# Detrended fluctuation analysis

## Basics

Detrended fluctuation analysis (DFA) can be used to measure increases in short- and mid-term ‘memory’ in a time series of a system close to transition. Instead of estimating correlations at a given lag (like autocorrelation at-lag-1), DFA estimates a range of correlations by extracting the fluctuation function of a time series of size *s*. If the time series is long-term power-law correlated, the fluctuation function F(s) increases as a power law; , where *a* is the DFA fluctuation exponent. The DFA fluctuation exponent is then rescaled to give a DFA indicator, which is usually estimated in time ranges between 10 and 100 time units, and which reaches value 1 (rescaled from 1.5) at a critical transition. Although, the DFA captures similar information as autocorrelation at-lag-1, it is more data demanding (it requires > 100 points for robust estimation).

## Example
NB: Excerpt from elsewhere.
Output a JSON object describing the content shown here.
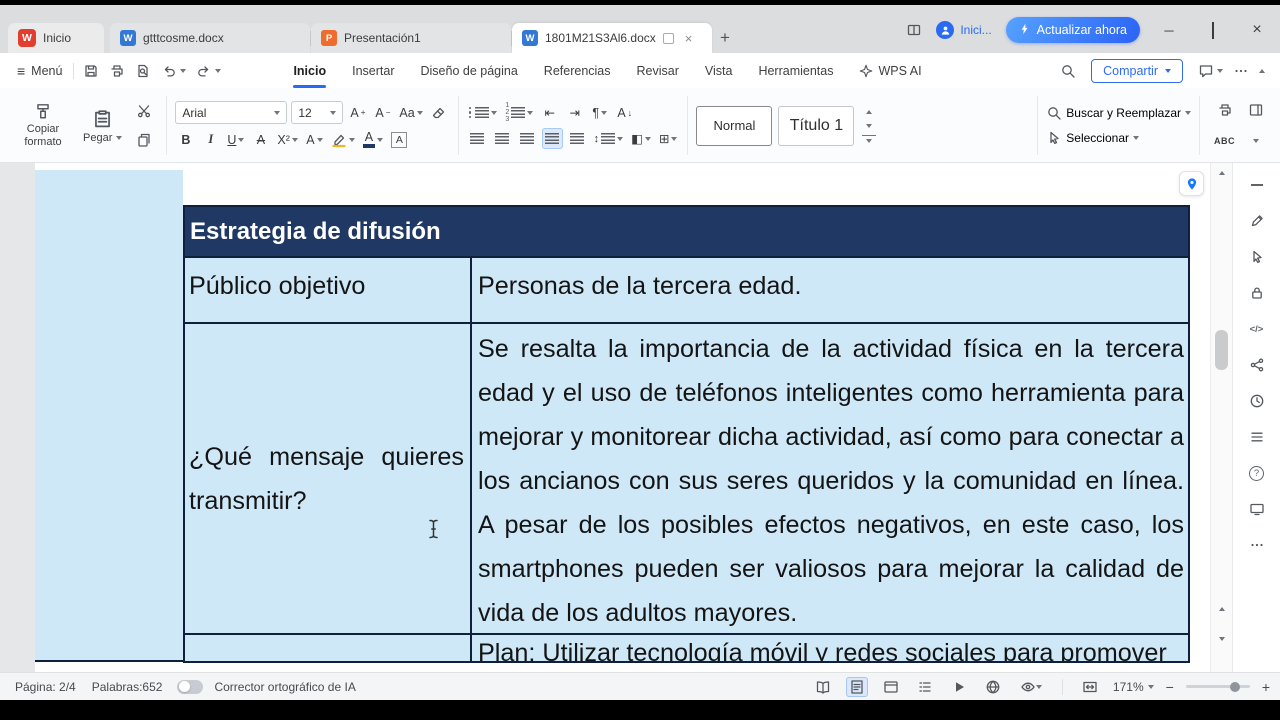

We present the DFA method applied to a simulated time series in which a critical transition is approaching (panel a). The DFA indicator signaled an increase in the short-term memory (panel b). It was estimated in rolling windows of half the size of the original record after removing a simple linear trend for both datasets. Despite oscillations, we could quantify its trend using Kendall’s τ (see General Steps for Rolling Window Metrics). The values of the DFA indicator suggested that the time series was approaching the critical value of 1 (transition).